Plans to make Harris a ‘control area’ for holiday lets


Fewer than half of the properties built in recent years in Luskentyre, west Harris, are lived in by permanent residents.

Research conducted by the West Harris Trust – which last week submitted its response to a Scottish Government consultation on short-term lets – found that 21 out of 38 properties built or in the process of being built are holiday homes or self-catering cottages. Most recently, 1 Luskentyre, which has two bedrooms, was placed on the market for offers over £385,000. Substantially renovated, the house was advertised as a “turnkey second home or holiday let business for the next owners”.

Looking towards Luskentyre from Seilebost, Isle of Harris, Outer Hebrides.
Picture Credit : P.Tomkins / VisitScotland /Scottish Viewpoint

Neil Campbell, chair of the West Harris Trust, told the Free Press that at the time of the community buy out in 2010, second home ownership was a “key concern” of the organisation.

“Indeed, it was one of the factors that motivated the community to act,” he added. “The community recognised the unsustainable nature of the situation at that time, with 40 per cent of the houses in west Harris either holiday homes or self-catering cottages.”

Over the last 10 years that figure has increased, prompting the trust to call for west Harris to become a ‘control area’, where houses used for holiday letting would require planning consent. This is one of the proposals the Scottish Government consulted on.

Mr Campbell added: “We should make it clear that we actively support crofters residing on the estate diversifying into tourism to provide an income to enable them to continue to live, or in some cases return to west Harris.

“The trust has released land in conjunction with the grazing committees for self-build, and in partnership with Hebridean Housing Partnership.
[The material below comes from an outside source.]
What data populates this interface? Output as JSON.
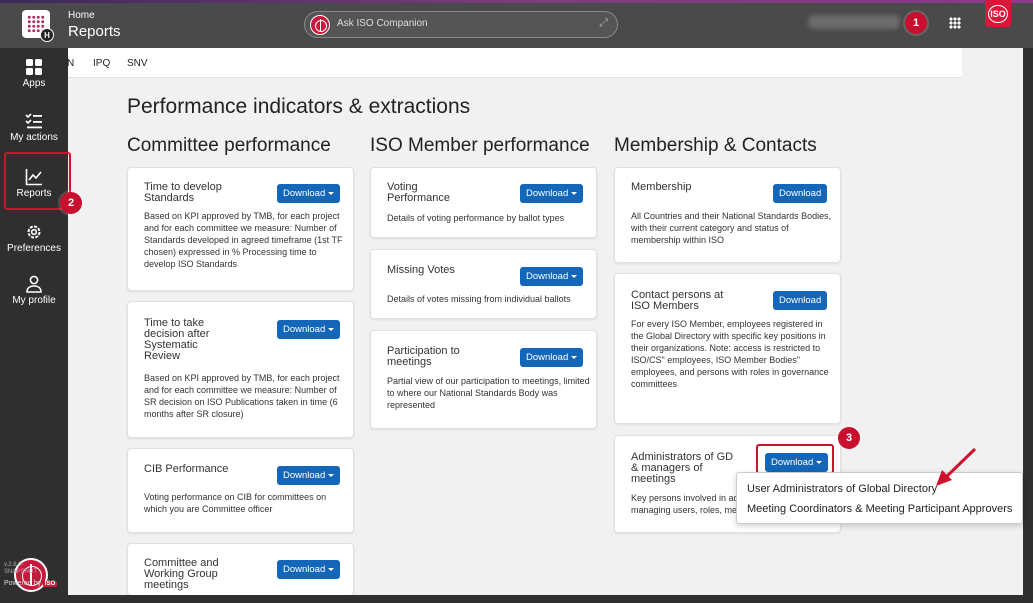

Six houses for rent and four houses under shared ownership have been built, resulting in the population increasing by 30 per cent over the 10 years of ownership.”

However, the trust remains concerned that the ever-increasing prices being realised for crofts and houses make it very difficult for young people to remain in the community.

“It is hoped that this legislation can be used to keep existing houses under permanent residence rather than becoming holiday homes,” Mr Campbell added.

After analysing the consultation’s finding, the Scottish Government will introduce the agreed changes in April of next year.